## Brief
Lines below containing the word "true" should be copied out.

[Dataset items]
===============

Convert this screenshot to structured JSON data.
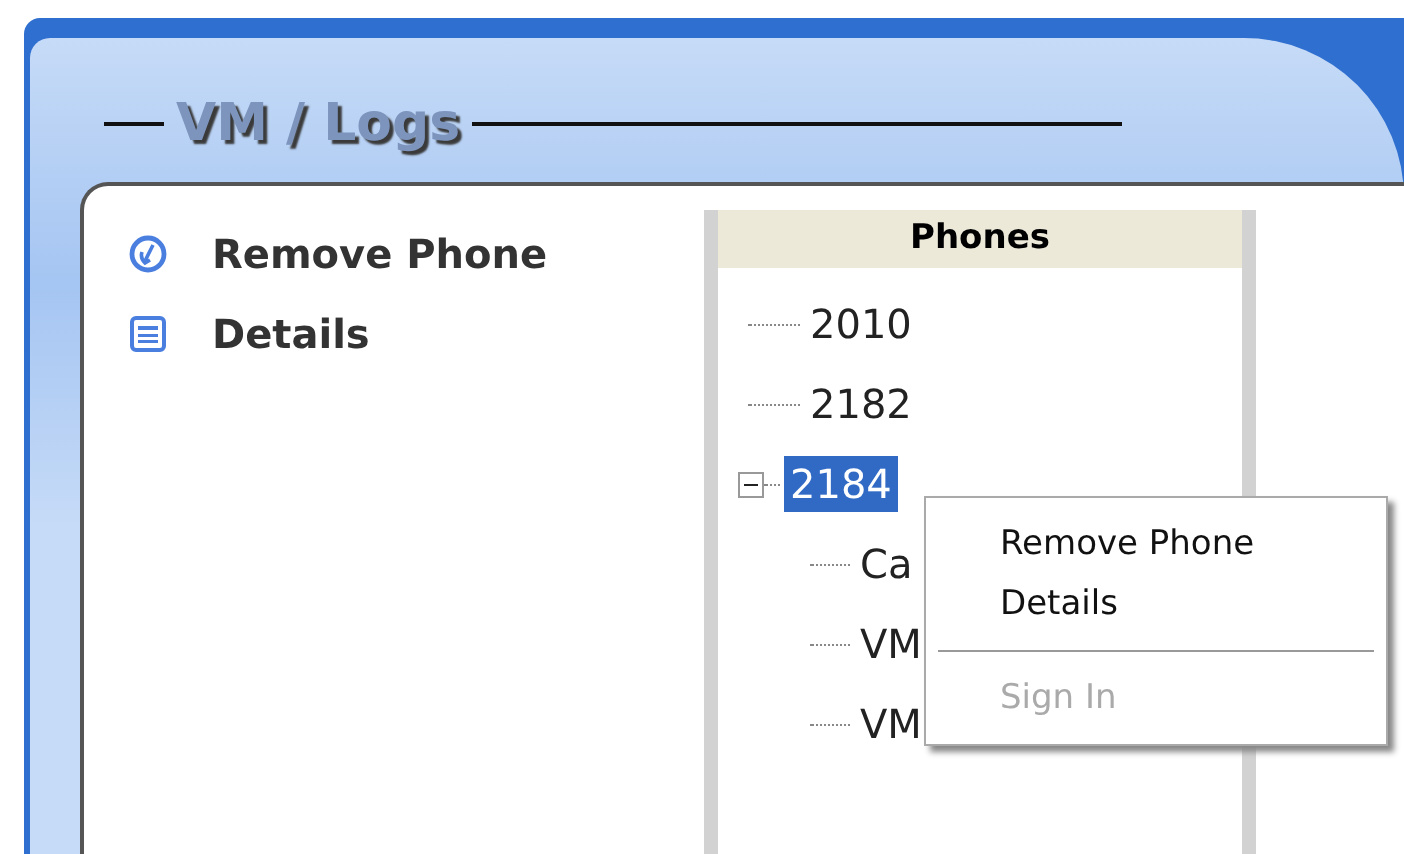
{
  "panel": {
    "title": "VM / Logs"
  },
  "actions": [
    {
      "kind": "remove",
      "label": "Remove Phone"
    },
    {
      "kind": "details",
      "label": "Details"
    }
  ],
  "tree": {
    "header": "Phones",
    "items": [
      {
        "label": "2010",
        "selected": false
      },
      {
        "label": "2182",
        "selected": false
      },
      {
        "label": "2184",
        "selected": true,
        "expanded": true,
        "children": [
          {
            "label": "Ca"
          },
          {
            "label": "VM"
          },
          {
            "label": "VM"
          }
        ]
      }
    ]
  },
  "context_menu": {
    "items": [
      {
        "label": "Remove Phone",
        "disabled": false
      },
      {
        "label": "Details",
        "disabled": false
      },
      {
        "label": "Sign In",
        "disabled": true
      }
    ]
  }
}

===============

## Task result
        "selected": true,
        "expanded": true,
        "disabled": true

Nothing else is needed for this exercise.